British Museum plans sweeping redisplay of world cultures

Artefacts from ancient civilisations will be united for first time and more space given to Oceania, the Americas and Africa

Hartwig Fischer would like the ancient world to be concentrated on the main floor © Paul Hudson

The British Museum is embarking on what could be the most far-ranging redisplay of its collection for more than 150 years. In his first in-depth interview since taking over as director in April 2016, Hartwig Fischer has revealed plans to reorganise and revitalise what could amount to half of the museum’s 95 galleries.

Neil MacGregor, Fischer’s predecessor, focused his efforts primarily on the museum’s 2014 extension with temporary exhibition galleries, conservation studios and underground storage, as well as shows and international links. Fischer, who was previously head of the Dresden State Art Collections, sees his main task as improving the presentation of the British Museum’s permanent collection.

Fischer is concerned that important collections, including those of Mesopotamia, Ancient Egypt, Greece and Rome, are split between two floors. Around half of the display space in the museum is devoted to these four civilisations. Fischer would like the ancient world to be concentrated on the main floor and later cultures on upper levels. He says that at present, “it is not easy to get a comprehensive understanding of them”. With Egypt, for example, “sculptures are on the ground floor, but mummies and smaller objects, which say a lot about faith, society and daily life, are on the first floor”.

A further problem is the lack of space for huge areas of the planet, particularly Oceania, Australia, South America and Africa. “We are lagging behind what we and our visitors would like to see,” Fischer says. He also wants a greater emphasis on prehistory (up to around 3000BC), where the museum has a strong collection, but little on show.

The new displays are likely to have slightly fewer objects. Fischer feels that less dense displays will enable visitors to get a better understanding of the collection. He also wants to introduce thematic displays, possibly including one on how “love is structured in different societies”.

Fischer stresses that plans are still at an early stage, although detailed discussions with curatorial departments and museum trustees are now beginning. It is far too soon to estimate the cost of the redisplays, but the full project could well cost several hundred million pounds. To put this in context, the Victoria and Albert Museum’s FuturePlan, mainly for the modernisation and redisplay of some of its galleries, cost £120m from 2001 until last year.

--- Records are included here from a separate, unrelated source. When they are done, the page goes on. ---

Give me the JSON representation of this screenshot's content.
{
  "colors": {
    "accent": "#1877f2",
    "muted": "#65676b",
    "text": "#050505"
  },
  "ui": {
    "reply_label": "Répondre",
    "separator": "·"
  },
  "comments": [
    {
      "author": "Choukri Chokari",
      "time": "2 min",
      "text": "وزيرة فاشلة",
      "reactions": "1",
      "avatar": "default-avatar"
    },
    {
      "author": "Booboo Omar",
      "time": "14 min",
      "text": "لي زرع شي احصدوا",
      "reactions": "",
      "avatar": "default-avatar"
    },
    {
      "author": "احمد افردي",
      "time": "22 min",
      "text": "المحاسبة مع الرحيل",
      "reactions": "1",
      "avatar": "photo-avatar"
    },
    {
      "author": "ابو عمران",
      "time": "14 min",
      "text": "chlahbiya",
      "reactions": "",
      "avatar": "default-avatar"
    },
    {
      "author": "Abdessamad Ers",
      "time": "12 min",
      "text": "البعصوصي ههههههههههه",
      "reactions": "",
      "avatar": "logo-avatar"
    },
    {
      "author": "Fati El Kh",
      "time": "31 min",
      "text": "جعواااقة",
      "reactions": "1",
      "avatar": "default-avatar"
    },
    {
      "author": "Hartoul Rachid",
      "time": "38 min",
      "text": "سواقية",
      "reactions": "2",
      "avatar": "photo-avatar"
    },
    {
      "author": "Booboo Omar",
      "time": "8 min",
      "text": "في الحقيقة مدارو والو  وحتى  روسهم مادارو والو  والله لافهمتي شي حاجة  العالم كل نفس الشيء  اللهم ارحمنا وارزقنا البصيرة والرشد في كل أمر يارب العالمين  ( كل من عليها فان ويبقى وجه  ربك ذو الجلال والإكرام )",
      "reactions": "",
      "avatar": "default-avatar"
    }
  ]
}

The British Museum would not close while the renovation and redisplay work was carried out. The project would be done in phases, one culture at a time. This would inevitably mean some disruption in terms of what is on show and visitor flow within the building. The full redisplay would take a very considerable time—almost certainly more than a decade.

Fischer also told us about plans to develop a new storage facility, following the closure of the existing store at Blythe House in west London (which is shared with the Victoria and Albert Museum and the Science Museum). The closure, planned for 2022, means that the museum will receive £50m from the government towards creating a new store, although it will cost significantly more.

The Art Newspaper can reveal that the large new storage facility is likely to be outside the capital. Fischer says: “We are looking at a place outside London that will enable us to work more closely with a university, to make our collections more accessible for research.” Its working title is BM Arc—the British Museum’s Archaeological Research Collection. Fischer is unwilling to disclose where this storage facility will be located, but it would be linked to a university with a strong archaeological department.

For the full interview with Hartwig Fischer click here

Appeared in The Art Newspaper, 293 September 2017